To do
What number of lines in the records below hold the word "your"? Give that number alone.

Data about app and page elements
▬▬▬

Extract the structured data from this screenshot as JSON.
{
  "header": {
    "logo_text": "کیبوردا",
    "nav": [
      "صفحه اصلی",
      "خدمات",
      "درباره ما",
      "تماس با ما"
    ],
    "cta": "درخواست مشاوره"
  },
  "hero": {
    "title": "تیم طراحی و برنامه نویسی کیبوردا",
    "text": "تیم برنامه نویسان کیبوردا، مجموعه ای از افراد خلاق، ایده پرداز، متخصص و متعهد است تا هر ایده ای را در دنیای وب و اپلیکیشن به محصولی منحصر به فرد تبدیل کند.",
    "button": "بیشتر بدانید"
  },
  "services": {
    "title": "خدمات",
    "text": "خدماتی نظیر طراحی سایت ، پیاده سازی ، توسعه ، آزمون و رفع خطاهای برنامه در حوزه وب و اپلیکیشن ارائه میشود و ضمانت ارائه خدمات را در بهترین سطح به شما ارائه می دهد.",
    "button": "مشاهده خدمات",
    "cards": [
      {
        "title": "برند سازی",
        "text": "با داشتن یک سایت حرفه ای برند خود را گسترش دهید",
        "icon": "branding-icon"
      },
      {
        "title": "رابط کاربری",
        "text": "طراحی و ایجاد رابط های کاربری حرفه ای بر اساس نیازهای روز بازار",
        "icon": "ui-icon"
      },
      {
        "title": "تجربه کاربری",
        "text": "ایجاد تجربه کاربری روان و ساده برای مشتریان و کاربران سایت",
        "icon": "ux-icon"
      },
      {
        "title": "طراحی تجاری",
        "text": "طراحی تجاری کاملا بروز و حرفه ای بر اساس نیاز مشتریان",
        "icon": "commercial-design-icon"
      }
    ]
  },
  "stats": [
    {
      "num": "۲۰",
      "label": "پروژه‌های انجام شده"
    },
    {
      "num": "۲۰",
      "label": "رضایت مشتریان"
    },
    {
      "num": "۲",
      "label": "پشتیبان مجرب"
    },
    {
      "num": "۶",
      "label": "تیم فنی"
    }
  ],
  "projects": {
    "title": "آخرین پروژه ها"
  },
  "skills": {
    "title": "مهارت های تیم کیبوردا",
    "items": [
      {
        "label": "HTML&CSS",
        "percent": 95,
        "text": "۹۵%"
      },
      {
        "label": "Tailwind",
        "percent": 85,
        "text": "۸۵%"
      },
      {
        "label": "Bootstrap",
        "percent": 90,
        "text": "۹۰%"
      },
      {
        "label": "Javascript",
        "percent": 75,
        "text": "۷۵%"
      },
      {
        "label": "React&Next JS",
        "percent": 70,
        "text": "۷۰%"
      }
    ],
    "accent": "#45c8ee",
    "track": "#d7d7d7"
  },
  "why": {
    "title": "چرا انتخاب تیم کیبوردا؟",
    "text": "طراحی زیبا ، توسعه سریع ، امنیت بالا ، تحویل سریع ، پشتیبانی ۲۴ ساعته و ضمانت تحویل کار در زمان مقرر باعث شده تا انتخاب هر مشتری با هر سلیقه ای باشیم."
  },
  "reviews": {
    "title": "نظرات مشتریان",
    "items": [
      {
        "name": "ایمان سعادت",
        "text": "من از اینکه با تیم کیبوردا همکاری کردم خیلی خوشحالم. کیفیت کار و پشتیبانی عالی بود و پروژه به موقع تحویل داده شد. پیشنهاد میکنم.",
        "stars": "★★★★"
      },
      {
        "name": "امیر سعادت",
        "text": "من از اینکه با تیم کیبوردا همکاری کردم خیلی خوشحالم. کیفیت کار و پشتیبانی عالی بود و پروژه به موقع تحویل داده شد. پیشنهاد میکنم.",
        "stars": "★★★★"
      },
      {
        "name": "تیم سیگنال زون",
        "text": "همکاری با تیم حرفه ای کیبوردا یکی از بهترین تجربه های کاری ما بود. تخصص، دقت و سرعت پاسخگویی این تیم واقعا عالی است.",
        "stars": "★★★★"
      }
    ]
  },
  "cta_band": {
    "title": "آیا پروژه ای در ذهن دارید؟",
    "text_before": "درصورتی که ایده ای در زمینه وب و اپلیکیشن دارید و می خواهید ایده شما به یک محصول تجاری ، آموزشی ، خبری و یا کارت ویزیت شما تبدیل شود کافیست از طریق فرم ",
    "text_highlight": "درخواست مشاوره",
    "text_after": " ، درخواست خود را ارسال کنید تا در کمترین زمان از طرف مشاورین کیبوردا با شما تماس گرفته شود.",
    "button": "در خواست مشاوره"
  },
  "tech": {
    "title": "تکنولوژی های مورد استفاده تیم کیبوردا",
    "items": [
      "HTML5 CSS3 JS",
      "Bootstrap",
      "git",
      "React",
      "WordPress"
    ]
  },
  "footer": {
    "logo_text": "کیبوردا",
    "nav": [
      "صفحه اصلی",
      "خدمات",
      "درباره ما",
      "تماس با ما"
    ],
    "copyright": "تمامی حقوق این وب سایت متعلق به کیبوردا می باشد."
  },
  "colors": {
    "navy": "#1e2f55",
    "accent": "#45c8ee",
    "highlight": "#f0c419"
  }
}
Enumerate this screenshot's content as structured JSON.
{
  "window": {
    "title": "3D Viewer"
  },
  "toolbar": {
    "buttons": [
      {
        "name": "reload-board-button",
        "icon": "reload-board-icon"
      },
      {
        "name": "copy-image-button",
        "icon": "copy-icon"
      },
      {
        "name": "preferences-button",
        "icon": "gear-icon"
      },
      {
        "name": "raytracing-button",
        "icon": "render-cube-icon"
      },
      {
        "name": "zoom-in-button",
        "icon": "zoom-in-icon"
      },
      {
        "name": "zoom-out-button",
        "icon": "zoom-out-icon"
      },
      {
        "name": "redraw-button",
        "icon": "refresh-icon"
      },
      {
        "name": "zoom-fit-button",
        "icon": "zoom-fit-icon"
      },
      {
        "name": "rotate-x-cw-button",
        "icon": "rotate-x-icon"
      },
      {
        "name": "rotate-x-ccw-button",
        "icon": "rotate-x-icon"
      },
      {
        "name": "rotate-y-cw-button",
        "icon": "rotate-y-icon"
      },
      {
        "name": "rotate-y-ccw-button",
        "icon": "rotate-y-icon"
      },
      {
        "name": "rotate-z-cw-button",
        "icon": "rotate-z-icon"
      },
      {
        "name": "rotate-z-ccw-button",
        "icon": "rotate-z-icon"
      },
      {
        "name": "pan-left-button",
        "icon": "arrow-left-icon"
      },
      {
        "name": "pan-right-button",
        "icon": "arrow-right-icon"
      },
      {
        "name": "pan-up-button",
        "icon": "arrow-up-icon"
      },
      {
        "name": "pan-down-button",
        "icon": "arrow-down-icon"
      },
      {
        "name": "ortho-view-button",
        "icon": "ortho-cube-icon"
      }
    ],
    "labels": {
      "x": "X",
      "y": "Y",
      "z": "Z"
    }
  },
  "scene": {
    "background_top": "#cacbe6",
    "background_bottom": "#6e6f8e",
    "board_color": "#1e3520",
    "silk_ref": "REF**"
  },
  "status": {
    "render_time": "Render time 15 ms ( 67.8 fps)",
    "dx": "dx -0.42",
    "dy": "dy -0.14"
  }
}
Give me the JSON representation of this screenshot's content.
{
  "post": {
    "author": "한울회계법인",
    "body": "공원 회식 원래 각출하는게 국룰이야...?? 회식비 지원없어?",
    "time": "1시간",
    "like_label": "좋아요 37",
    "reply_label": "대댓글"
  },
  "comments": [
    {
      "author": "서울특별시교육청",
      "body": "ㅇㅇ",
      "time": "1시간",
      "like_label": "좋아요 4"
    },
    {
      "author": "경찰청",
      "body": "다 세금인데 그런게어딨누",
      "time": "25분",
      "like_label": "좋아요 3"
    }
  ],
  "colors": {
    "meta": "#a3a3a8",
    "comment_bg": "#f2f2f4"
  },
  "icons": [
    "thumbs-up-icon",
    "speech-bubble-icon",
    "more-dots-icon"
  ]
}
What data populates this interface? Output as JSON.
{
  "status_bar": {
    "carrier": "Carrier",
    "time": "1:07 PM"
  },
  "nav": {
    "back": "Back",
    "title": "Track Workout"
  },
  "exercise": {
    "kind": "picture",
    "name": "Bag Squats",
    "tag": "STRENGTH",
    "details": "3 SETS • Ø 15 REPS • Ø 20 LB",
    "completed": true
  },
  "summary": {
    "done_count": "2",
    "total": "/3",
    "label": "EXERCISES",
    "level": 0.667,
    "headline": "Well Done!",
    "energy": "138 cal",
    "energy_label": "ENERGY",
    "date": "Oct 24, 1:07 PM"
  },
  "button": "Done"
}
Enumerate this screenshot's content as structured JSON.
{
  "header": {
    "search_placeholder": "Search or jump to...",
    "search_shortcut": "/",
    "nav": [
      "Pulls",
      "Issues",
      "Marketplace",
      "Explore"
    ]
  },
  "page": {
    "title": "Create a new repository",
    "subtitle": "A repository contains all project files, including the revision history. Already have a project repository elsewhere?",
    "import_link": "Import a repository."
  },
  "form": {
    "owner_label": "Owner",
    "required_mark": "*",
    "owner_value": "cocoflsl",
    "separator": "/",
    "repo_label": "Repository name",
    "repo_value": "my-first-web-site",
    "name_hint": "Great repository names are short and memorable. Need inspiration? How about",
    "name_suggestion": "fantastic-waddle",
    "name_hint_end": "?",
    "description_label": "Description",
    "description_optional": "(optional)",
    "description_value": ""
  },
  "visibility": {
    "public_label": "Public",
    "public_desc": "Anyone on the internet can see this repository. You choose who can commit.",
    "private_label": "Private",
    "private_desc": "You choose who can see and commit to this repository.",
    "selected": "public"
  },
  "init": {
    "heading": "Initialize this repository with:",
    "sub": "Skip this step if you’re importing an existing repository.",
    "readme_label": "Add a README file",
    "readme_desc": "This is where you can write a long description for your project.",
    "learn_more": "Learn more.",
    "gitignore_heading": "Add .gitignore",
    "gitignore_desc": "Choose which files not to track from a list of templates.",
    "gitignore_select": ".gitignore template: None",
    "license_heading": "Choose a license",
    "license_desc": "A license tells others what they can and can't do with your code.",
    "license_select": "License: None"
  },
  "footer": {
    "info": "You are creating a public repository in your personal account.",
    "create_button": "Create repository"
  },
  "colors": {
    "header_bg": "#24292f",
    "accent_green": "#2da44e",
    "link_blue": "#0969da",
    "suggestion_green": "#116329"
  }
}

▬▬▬

Task response
3